Mother to Son
Langston Hughes (1922)
Well, son, I’ll tell you:
Life for me ain’t been no crystal stair.
It’s had tacks in it,
And boards torn up,
And places with no carpet on the floor—
But all the time
I’se been a-climbin’ on,
And reachin’ landin’s,
And turnin’ corners,
And sometimes goin’ in the dark
Where there ain’t been no light.
So boy, don’t you turn back.
Don’t you set down on the steps
’Cause you finds it’s kinder hard.
Don’t you fall now—
For I’se still goin’, honey,
I’se still climbin’,
And life for me ain’t been no crystal stair.
Sunday, April 17, 2016
Sailed off in a wooden shoe,—
Sailed on a river of crystal light Into a sea of dew. “Where are you going, and what do you wish?” The old moon asked the three. “We have come to fish for the herring-fish That live in this beautiful sea; Nets of silver and gold have we," Said Wynken, Blynken, And Nod. The old moon laughed and sang a song, As they rocked in the wooden shoe; And the wind that sped them all night long Ruffled the waves of dew; The little stars were the herring-fish That lived in the beautiful sea. “Now cast your nets wherever you wish,— Never afraid are we!” So cried the stars to the fishermen three, Wynken, Blynken, And Nod.
My older brothers loved the rhyming poetry they were required to memorize in school. I can hear Max reciting The Raven by Edgar Allen Poe,
Abou Ben Adhem

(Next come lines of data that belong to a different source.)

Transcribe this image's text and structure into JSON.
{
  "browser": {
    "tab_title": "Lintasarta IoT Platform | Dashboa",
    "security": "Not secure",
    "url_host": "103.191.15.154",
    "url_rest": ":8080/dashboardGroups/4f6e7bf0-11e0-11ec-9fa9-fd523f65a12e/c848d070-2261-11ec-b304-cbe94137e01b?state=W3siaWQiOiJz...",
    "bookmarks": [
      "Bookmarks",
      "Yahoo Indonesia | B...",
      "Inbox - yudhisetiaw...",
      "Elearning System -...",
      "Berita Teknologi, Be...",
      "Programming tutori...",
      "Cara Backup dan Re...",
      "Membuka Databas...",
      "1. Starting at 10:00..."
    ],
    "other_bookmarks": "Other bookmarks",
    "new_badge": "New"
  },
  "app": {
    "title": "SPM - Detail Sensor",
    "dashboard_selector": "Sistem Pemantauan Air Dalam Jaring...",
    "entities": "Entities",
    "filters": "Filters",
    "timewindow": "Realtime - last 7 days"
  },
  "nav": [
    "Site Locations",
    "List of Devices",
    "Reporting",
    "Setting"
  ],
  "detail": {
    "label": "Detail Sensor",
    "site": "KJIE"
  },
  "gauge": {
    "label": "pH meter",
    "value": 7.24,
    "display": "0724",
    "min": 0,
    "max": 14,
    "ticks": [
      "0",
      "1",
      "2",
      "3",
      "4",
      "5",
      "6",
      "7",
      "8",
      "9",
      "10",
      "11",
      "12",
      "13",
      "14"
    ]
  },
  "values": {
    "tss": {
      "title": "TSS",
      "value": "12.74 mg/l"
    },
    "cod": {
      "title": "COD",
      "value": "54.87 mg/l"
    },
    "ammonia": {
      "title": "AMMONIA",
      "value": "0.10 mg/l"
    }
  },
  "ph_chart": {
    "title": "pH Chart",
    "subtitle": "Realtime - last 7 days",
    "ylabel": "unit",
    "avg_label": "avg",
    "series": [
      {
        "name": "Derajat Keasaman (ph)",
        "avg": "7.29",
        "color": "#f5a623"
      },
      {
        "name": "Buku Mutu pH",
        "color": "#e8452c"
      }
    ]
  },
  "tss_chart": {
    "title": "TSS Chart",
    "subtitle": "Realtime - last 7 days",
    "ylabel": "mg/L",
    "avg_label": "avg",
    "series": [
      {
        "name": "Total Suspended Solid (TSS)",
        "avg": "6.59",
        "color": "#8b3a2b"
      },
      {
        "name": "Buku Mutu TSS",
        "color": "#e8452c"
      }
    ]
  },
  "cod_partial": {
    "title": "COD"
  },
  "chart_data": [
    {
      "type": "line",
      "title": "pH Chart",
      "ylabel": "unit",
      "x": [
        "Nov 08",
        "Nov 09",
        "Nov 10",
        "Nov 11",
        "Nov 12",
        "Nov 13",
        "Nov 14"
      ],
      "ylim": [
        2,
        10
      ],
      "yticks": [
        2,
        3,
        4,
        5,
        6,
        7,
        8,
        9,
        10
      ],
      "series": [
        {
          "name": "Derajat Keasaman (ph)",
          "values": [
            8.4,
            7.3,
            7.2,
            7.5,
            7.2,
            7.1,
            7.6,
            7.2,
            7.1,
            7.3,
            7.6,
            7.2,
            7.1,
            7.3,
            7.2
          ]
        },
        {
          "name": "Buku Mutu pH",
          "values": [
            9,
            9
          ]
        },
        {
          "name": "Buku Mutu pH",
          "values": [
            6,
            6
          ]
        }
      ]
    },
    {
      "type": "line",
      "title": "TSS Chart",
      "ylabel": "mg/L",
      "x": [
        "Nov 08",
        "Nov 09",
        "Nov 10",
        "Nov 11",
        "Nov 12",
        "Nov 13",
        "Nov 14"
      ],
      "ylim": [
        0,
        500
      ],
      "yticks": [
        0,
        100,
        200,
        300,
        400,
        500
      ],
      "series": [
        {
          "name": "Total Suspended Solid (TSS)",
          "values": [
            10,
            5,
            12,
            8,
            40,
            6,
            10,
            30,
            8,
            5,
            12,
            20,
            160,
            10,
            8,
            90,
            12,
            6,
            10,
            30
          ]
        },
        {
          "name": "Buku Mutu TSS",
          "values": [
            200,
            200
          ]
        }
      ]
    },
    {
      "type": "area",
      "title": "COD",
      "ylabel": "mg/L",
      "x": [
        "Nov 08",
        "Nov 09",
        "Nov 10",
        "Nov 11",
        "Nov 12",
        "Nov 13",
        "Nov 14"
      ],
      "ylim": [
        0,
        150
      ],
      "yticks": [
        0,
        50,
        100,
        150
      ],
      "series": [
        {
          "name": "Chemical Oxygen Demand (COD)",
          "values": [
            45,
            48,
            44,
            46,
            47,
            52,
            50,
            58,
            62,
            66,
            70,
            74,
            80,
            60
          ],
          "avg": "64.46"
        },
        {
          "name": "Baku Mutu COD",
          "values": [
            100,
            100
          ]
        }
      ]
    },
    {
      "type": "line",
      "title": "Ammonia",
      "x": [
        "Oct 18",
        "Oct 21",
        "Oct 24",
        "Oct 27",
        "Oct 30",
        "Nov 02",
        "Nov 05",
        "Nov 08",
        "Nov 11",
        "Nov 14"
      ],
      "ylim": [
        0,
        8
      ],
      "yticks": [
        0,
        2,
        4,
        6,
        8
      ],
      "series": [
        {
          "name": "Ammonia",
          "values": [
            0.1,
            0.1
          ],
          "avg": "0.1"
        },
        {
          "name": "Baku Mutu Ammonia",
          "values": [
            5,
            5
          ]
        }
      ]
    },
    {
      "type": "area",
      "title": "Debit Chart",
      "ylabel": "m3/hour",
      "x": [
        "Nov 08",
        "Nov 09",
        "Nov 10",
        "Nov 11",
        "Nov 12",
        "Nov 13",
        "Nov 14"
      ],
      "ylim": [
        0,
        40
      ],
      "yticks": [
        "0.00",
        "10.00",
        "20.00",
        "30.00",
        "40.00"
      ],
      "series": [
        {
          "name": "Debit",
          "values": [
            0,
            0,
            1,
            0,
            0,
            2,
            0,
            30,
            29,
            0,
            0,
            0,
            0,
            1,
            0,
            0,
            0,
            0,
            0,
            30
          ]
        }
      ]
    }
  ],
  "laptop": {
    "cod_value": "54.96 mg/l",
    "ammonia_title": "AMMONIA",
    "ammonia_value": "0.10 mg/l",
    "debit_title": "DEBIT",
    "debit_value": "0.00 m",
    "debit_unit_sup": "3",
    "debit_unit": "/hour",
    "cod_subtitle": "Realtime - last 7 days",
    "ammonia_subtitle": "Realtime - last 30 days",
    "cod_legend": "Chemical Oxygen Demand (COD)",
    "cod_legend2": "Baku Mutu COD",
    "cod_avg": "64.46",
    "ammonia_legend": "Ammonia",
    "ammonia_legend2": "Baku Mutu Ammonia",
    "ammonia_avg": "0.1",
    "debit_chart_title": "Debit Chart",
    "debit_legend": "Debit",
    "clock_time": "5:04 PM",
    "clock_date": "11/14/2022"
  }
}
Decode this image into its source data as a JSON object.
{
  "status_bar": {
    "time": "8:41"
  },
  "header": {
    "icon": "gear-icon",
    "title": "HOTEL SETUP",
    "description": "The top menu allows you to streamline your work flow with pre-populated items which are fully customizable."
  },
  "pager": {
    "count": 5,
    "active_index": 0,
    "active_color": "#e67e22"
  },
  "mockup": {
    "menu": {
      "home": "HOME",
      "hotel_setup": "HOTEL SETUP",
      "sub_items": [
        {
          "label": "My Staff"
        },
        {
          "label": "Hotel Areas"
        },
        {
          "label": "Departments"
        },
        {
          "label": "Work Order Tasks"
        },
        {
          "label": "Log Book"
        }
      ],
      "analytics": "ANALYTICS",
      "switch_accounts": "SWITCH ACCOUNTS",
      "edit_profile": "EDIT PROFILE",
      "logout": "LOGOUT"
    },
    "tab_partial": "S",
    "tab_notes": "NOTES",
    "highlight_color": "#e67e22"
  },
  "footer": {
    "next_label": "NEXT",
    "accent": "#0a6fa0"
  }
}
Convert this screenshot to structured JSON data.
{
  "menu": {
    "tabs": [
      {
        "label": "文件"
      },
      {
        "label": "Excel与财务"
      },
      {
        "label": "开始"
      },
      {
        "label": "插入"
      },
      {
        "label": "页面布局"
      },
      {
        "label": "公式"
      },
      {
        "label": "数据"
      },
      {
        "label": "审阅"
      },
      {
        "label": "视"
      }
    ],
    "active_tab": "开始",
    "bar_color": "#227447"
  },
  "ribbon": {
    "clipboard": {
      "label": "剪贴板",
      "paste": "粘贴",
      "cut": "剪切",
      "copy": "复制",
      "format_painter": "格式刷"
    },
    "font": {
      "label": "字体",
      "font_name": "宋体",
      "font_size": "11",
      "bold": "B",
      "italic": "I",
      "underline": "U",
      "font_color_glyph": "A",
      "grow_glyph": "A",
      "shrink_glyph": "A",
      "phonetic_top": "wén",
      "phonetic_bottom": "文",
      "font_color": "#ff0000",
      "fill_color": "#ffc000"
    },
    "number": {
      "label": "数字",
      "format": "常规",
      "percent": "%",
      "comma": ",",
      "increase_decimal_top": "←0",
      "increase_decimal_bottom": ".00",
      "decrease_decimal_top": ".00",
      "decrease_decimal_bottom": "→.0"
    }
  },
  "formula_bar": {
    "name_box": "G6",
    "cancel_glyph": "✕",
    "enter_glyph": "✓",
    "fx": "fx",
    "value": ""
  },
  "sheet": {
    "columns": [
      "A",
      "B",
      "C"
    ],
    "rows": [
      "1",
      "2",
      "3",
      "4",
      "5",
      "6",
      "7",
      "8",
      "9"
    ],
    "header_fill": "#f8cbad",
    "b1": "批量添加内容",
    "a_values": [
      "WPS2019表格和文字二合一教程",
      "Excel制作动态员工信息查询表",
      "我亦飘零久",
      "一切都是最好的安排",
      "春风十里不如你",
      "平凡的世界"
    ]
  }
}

By Leigh Hunt
Abou Ben Adhem (may his tribe increase!)
Awoke one night from a deep dream of peace,
And saw, within the moonlight in his room,
Making it rich, and like a lily in bloom,
An angel writing in a book of gold:—
Exceeding peace had made Ben Adhem bold,
And to the presence in the room he said,
"What writest thou?"—The vision raised its head,
And with a look made of all sweet accord,
Answered, "The names of those who love the Lord."
"And is mine one?" said Abou. "Nay, not so,"
Replied the angel. Abou spoke more low,
But cheerily still; and said, "I pray thee, then,
Write me as one that loves his fellow men."
The angel wrote, and vanished. The next night
It came again with a great wakening light,
And showed the names whom love of God had blest,
And lo! Ben Adhem's name led all the rest.
When Ray began reciting verses, Max would join in. Those poems were not written in free verse or blank verse as most of the poetry is written today. They were easier to memorize because of the rhyme. I still love these old poems.
Sunday, April 10, 2016
In the most recent class I taught at Tri-County Community College, I could not interest my students in poetry. I mean they simply said no. They did not want to write poetry. They were not interested in reading it either even though I told them how much reading poems could help their prose writing.
I like this statement by Samuel Taylor Coleridge on the subject of writing poetry and prose.
Choosing the best words is an important part of making a good poem. I think my favorite part of writing a poem is going back, revising and finding the best word I can to put my reader right where I am when I am writing.
The poem below tells how a handsome young ski instructor in Colorado teased me, a young married woman and a complete novice at snow skiing. I blame most of this on the altitude.
on a faded brochure beneath my ski apparel.
What do you think? Did the words I used help your image of what happened?